Publication Date : 22-10-2012
Rice and other farm subsidy schemes have led to the loss of over 200 billion baht (US$6.5 billion) and must be reviewed to cap the ballooning cost for taxpayers, Thai Finance Ministry officials said last week. "If the government can't sell more rice and other products from its stocks, it will lead to a combined loss of 260 billion baht this year," a ministry source said.
The ministry recently reported to the prime minister the cost of 15 farm pledging projects since 2004, the source said.
The ministry officials led by deputy permanent secretary Supa Piyajitti, who is in charge of evaluating the price support schemes, suggested the government to repay debt worth 200 billion baht to the Bank for Agriculture and Agricultural Cooperatives(Baac), which had advanced payments to scheme recipients on behalf of the government.
The government may take five years to fully pay off its debt to the Baac, the source said.
The ministry also suggested the government revise the pledging conditions to cut costs and prevent corruption, the source said.
Since 2004, past governments and the current government have implemented pledging schemes for 48 million tonnes of farm products from farmers, mainly rice.
These projects yielded revenue of 205 billion baht against costs of 412 billion baht, the source said, so the net loss so far is 206 billion baht.
The cost is expected to rise further as the government continues to buy crops from farmers at much higher prices than the |market.
As of May, the government's farm product inventory was 121 billion baht and its cost for storing rice was 33 billion baht.
The Baac has had to pay out to farmers a total of 450 billion baht for the 15 price-support schemes, but has received only 198 billion baht in compensation from the government so far, or less than half of the total cost.
Due to rising cost, the Finance Ministry proposed to the Commerce Ministry and the National Rice Policy Committee to report the cost every quarter.
To make the rice pledging scheme sustainable, the government needs to review the way it buys rice from farmers.
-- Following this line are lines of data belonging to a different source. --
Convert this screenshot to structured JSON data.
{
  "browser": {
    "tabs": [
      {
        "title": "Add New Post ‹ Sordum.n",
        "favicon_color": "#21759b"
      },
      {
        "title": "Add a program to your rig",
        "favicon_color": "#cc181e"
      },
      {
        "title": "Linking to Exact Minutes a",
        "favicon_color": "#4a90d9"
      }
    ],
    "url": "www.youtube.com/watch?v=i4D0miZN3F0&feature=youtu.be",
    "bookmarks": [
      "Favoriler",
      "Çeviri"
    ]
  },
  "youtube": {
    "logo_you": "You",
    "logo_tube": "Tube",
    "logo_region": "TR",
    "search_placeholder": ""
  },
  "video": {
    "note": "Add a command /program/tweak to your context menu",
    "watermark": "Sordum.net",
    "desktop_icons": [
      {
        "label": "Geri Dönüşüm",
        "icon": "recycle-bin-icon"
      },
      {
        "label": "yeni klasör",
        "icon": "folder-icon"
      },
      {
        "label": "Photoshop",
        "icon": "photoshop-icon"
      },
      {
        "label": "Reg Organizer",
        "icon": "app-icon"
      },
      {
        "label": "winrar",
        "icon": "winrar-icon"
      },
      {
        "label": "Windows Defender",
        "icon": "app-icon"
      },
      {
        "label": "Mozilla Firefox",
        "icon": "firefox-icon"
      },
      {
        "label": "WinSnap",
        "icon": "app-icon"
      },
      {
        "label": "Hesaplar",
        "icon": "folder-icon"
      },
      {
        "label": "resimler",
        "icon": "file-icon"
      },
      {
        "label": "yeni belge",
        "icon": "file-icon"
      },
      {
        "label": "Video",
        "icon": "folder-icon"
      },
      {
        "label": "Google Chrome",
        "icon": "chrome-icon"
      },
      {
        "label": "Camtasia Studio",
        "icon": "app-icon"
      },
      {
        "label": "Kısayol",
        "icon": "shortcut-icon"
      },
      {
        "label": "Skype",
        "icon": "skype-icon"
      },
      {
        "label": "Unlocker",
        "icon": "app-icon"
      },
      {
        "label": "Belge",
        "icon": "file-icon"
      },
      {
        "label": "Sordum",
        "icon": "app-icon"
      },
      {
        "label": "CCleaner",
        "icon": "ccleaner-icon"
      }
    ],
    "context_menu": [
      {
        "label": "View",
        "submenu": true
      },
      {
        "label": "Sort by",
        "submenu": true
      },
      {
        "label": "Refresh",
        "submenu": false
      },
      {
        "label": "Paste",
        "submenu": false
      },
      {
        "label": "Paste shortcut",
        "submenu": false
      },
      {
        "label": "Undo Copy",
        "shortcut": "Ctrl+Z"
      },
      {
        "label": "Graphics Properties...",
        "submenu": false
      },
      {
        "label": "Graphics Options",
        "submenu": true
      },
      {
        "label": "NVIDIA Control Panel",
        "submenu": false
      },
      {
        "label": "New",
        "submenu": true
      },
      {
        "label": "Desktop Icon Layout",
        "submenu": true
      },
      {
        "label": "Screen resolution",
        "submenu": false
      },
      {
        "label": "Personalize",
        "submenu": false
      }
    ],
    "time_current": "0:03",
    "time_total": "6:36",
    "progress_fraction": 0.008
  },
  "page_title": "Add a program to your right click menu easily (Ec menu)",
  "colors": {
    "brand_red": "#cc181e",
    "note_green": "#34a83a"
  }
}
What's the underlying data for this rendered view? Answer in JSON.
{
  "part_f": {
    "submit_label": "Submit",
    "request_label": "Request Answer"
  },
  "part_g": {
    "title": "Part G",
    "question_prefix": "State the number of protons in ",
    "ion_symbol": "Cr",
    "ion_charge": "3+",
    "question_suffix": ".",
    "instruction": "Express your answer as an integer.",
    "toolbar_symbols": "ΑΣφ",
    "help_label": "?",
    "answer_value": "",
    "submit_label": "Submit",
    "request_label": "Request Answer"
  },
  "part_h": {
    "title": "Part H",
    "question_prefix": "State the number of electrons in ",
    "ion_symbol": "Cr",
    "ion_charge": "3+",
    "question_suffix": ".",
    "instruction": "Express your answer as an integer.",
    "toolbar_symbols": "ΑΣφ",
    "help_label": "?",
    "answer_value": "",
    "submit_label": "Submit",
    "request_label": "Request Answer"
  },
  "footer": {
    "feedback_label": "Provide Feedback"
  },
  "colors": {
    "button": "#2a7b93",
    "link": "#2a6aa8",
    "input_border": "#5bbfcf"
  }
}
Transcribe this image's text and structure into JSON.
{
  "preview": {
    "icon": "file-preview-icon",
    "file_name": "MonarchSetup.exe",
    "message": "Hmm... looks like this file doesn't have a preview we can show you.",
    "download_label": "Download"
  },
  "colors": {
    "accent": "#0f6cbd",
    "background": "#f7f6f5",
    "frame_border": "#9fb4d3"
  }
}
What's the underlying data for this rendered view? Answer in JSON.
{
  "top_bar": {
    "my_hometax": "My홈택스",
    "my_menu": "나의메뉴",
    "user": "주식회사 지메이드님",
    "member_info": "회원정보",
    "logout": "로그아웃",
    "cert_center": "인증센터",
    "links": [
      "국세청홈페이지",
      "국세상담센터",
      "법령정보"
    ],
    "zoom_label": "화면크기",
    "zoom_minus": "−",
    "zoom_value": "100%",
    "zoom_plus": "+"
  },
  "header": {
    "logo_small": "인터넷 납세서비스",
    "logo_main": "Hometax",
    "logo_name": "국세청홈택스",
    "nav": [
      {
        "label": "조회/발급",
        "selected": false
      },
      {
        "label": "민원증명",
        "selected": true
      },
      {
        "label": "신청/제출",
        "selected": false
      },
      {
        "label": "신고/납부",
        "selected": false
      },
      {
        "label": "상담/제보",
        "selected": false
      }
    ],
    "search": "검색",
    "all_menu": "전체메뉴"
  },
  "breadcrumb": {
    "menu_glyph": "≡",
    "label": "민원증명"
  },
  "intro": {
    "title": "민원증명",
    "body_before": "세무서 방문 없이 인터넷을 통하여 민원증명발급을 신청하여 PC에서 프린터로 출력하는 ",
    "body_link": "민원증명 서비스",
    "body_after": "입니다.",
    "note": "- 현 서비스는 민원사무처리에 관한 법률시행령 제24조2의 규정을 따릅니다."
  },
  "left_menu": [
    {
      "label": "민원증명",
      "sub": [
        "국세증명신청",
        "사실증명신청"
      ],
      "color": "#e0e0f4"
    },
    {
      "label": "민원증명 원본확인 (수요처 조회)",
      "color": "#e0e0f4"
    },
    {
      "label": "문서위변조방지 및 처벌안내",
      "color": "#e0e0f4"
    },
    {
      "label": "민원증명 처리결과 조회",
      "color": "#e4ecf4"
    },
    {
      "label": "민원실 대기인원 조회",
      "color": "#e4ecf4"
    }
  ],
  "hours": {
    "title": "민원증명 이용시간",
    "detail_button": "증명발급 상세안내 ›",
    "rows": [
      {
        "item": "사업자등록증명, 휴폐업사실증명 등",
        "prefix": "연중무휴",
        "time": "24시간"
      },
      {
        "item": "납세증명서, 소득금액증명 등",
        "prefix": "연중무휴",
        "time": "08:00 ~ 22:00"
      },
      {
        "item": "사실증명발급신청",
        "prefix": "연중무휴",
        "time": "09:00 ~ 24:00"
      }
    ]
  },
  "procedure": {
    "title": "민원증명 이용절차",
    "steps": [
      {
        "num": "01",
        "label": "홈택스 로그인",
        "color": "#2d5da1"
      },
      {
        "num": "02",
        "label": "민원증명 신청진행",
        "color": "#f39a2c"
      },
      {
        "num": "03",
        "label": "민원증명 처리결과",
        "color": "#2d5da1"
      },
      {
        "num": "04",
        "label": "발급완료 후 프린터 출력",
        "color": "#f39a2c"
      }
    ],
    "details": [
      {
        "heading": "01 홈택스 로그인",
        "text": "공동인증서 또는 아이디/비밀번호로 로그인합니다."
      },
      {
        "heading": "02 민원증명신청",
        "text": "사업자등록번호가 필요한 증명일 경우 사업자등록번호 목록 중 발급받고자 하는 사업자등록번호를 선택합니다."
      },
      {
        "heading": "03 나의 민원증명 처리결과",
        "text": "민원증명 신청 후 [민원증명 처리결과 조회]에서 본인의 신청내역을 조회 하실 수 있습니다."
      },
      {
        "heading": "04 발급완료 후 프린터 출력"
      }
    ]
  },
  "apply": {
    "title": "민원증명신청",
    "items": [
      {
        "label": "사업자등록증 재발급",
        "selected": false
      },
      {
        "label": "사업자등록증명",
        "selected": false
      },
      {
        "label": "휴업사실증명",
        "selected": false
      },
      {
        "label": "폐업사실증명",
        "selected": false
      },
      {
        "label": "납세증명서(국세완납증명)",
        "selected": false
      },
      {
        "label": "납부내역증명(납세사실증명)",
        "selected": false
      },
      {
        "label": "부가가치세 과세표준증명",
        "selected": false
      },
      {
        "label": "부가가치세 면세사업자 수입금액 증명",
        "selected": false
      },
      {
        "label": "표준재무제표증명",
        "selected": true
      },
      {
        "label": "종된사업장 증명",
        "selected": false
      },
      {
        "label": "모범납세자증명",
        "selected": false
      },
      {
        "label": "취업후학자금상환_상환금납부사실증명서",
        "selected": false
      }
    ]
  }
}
The price should not be too much higher than the market, according to officials. The government promises to buy unlimited rice from farmers at an average price of 15,000 baht per tonne of unmilled rice.
The government was also urged to limit the quantity of rice that it will buy from farmers, as the open-ended policy has led to overproduction of rice and other farm products, officials said. For example, now farmers plant seven crops in each two-year cycle, up from five previously.
Since the government now has a monopoly in rice trading, it has distorted the market mechanism. Exporters and millers cannot buy rice at a reasonable price for trade. A few of them can win rice at government auctions, but that is because they have an unfair advantage over others, officials said.
The price support scheme also makes Thai rice more expensive than rivals' rice in the world market, leading to shrinking market share.
The scheme has also encouraged smuggling, as farmers in Asean countries can get higher prices by selling their rice to Thais.
The government should also consult with other agencies on conducting a comprehensive appraisal of the price support schemes to determine if they should be continued or changed, they said.